Scotland’s culture secretary has slammed a "hardcore" performance work which received over £100,000 in taxpayer's money.

Billed as an “erotic journey through a distinctly Scottish landscape,” Rein by Leonie Rae Gasson aimed to “push the boundaries of what it means to create and show dyke sex on screen".

Research and development for the project included a video involving three performers “set in a cave where the characters could riotously hump, languidly lick, and shake their manes.”

Details of the Creative Scotland funded show were made public over the weekend in the Sunday Post, sparking outrage.

Following the outcry, the arts agency said it was reviewing the funding because the content was “considerably more explicit than was indicated in the application”.

READ MORE: Creative Scotland to review public funding for 'hard core' sex film

Angus Robertson said he could “see no way where what has been described should be in receipt of public funding".

The project was awarded £23,219 in lottery funding through Creative Scotland in August 2022 for research and development and then £84,555 through the agency’s Open Funding round in January,

According to the website, Rein was to be a “45 minute, multi-screen, immersive, moving image installation” performed by a mix of “dancers, sex workers, performers".

Audiences would be invited to “come see the Daddies lurking in the woods” and “bare arsed lovers frolicking in long grass” before the climax of the show, “a secret cave sex party featuring a feast” of explicit sexual practices.

The website explained that on traditional film sets, "sex is usually ‘simulated’ - performers wear modesty garments, there are barriers between them, genuine arousal is discouraged/prevented, and there would not be any genital contact."

However, Rein was a "sex positive exploration of dyke sexuality, and we are drawing on a long tradition of pornographic, erotic and radical queer performance work where the sex, in all its messiness and complexity, is allowed to be part of the process like other acts and feelings."

The site went on to say that "any sex that features will not be simulated but performed by cast members, with the support of the intimacy coordinators and access and care team.“

Ms Gasson was looking for performers with experience in “sex work, particularly in porn contexts” or “physical theatre or dance.”

There was also a call for “deaf, disabled, chronically ill and neurodivergent performers”

There would be a week's rehearsal before a “one day shoot in a studio in Glasgow, and a one day outdoor shoot in the Highlands.”

The audition notice said some roles would “involve just snogging, others will involve vanilla sex and others more hardcore acts”.

READ MORE: Holyrood committee warns culture funding crisis 'has not abated'

Speaking in Holyrood, Mr Robertson said he shared the concerns raised about the project.

“I can see no way where what has been described should be in receipt of public funding.

"As members are aware, the Scottish Government has no role in the decisions of Creative Scotland for the funding of individual projects.

"However Creative Scotland are, I understand, rapidly reviewing this allocation as they have been clear that what has been reported simply does not meet what the funding was applied for.”
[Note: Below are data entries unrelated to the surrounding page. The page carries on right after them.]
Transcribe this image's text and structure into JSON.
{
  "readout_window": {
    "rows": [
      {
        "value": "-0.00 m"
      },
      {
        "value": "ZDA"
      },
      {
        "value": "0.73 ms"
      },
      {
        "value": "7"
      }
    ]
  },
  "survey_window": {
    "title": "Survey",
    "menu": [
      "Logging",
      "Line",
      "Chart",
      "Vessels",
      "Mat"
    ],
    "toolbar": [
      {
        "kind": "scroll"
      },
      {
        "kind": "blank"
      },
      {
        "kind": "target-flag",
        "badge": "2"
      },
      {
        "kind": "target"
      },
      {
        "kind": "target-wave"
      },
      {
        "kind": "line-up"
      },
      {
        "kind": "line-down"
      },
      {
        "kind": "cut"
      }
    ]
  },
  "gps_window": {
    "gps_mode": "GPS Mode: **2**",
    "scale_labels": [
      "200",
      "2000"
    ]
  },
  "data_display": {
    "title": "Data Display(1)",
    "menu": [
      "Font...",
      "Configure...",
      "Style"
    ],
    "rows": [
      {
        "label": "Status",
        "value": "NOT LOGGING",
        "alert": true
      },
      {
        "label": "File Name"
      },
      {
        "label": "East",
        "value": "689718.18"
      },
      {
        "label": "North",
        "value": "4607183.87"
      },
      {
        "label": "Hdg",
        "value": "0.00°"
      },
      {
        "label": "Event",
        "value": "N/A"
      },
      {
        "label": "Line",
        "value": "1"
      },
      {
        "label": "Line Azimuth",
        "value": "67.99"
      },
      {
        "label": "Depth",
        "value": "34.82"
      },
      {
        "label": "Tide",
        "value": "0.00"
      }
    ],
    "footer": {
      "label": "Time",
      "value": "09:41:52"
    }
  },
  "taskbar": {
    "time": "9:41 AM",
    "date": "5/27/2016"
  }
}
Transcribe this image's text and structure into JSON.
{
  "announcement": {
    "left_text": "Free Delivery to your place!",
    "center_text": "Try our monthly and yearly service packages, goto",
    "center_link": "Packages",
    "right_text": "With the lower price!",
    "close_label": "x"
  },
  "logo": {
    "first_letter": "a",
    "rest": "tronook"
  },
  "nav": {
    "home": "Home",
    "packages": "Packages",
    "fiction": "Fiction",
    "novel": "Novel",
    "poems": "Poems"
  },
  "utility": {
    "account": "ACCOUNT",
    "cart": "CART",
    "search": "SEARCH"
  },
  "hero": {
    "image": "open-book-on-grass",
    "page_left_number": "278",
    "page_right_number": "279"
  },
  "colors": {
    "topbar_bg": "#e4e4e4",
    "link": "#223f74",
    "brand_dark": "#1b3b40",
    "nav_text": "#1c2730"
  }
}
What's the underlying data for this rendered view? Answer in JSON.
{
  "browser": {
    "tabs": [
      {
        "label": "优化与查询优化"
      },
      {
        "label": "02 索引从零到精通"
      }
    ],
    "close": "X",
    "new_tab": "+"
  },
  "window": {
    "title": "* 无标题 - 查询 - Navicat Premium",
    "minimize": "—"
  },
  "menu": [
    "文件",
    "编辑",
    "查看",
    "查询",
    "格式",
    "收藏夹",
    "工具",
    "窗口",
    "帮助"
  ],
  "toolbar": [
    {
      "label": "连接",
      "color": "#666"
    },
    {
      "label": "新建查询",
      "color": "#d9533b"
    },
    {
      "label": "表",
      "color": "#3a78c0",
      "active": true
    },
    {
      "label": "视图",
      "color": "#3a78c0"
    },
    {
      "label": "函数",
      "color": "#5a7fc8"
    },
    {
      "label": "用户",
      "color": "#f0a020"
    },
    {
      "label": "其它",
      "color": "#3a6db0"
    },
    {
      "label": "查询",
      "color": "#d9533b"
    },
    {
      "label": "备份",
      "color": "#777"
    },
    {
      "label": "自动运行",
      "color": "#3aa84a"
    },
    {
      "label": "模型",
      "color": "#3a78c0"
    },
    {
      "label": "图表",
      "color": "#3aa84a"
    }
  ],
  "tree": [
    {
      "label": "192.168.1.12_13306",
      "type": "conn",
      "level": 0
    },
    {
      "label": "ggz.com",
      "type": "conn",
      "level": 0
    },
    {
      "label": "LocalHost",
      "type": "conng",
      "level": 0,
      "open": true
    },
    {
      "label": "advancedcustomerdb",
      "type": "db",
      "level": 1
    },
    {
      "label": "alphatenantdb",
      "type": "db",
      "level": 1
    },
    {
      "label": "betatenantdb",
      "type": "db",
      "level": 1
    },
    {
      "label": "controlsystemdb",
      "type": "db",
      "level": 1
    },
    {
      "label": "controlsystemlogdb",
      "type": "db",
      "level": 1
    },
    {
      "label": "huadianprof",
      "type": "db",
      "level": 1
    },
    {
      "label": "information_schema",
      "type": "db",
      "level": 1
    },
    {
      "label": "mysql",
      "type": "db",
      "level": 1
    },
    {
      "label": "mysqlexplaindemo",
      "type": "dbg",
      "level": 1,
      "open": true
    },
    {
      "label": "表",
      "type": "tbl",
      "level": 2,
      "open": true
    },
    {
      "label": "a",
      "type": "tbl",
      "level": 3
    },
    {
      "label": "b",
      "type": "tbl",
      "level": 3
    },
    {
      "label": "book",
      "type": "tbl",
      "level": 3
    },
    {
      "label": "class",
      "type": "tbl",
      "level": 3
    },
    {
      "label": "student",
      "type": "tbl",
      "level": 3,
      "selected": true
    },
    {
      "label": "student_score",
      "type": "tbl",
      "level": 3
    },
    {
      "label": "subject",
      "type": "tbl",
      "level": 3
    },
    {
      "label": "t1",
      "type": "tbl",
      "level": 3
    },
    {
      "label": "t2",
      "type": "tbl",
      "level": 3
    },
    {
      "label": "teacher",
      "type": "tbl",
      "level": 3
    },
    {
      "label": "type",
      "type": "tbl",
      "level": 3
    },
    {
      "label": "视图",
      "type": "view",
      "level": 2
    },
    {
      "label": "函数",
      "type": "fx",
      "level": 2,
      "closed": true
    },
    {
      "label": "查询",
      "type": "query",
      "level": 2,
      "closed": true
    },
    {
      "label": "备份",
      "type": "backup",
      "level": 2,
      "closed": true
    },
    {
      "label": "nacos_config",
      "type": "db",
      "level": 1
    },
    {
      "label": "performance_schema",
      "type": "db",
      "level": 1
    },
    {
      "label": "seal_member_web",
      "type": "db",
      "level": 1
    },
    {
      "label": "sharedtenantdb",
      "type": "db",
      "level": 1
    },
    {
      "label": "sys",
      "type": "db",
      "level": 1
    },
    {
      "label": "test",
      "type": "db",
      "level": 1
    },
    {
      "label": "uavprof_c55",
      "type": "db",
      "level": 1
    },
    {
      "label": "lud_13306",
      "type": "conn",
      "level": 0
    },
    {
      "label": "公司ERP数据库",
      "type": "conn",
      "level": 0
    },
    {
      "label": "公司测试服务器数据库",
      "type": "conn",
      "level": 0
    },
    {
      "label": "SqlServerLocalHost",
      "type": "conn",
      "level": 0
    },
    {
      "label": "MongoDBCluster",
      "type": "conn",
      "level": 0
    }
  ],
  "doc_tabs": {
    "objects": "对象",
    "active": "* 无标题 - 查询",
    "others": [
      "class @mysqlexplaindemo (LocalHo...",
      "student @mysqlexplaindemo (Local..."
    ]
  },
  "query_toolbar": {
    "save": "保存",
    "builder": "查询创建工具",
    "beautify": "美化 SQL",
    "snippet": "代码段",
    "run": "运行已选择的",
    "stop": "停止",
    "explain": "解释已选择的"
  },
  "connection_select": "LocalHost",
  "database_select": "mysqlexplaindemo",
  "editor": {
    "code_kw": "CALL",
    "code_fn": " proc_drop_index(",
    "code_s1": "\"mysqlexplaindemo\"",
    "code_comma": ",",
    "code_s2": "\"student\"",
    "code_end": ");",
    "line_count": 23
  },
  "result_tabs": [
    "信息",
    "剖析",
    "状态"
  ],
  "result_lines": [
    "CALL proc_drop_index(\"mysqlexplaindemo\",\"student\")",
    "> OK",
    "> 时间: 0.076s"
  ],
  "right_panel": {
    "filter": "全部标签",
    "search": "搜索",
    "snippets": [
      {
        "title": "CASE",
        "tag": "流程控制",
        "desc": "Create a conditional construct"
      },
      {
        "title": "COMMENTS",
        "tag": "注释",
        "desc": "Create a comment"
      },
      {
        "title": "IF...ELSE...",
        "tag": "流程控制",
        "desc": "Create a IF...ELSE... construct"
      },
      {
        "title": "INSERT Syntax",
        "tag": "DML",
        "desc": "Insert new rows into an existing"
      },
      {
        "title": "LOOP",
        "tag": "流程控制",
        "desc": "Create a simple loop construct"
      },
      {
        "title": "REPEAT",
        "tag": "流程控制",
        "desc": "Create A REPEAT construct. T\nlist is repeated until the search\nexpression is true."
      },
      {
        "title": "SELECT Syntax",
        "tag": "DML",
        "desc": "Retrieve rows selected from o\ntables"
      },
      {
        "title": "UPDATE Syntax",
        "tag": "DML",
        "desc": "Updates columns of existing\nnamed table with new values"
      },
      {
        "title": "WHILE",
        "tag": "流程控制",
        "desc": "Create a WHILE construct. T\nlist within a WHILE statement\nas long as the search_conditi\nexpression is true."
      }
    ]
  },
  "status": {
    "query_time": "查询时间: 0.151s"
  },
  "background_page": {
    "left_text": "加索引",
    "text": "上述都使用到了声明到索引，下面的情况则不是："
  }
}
Labour’s Neil Bibby, who tabled the topical question in Parliament, said the money awarded to Rein should be “clawed back” by the arts quango.

He told MSPs the show was attempting to “recruit vulnerable people including the disabled at £300 a day to participate in sex acts so extreme they would be provided with psychological aftercare.”

Mr Bibby added: “It has been reported that the filming was to involve live sex acts to be done in outdoor public places in the highlands.

"There are clearly questions to be answered not just about the appropriateness of what was planned with public funds, but also the legality.

"Does the Minister agree that this should be examined and more generally there should be a review of funding criteria and new guidance issued for future applications so this cannot be allowed to happen again?”

Mr Robertson said he had “absolutely no doubt that these proceedings are being watched closely by Creative Scotland.”

He told parliament the funding body was conducting a review and that he would share the conclusions with MSPs.

Scottish Tory deputy culture spokesman Alexander Stewart said: “Angus Robertson appears happy to pass the buck to Creative Scotland but serious questions remain over this use of taxpayers’ cash.

“There is no excuse for the initial funding application not being published in full and for the SNP’s Culture Secretary to demand that the organisation do so.

“It is crystal clear that it was deeply inappropriate that public money was awarded for this film.

“As part of their review, Creative Scotland must urgently guarantee that this sort of award will never happen again.”

A Creative Scotland spokeswoman said at the weekend: “We support freedom of expression and artists being able to push the boundaries of radical performance.

“However, the project, Rein, is considerably more explicit in its execution than was indicated in the application received to our Open Fund.

“As such, we are reviewing this award and will be discussing next steps with the applicant and with the other partners in the project.”

Ms Gasson has been approached for comment.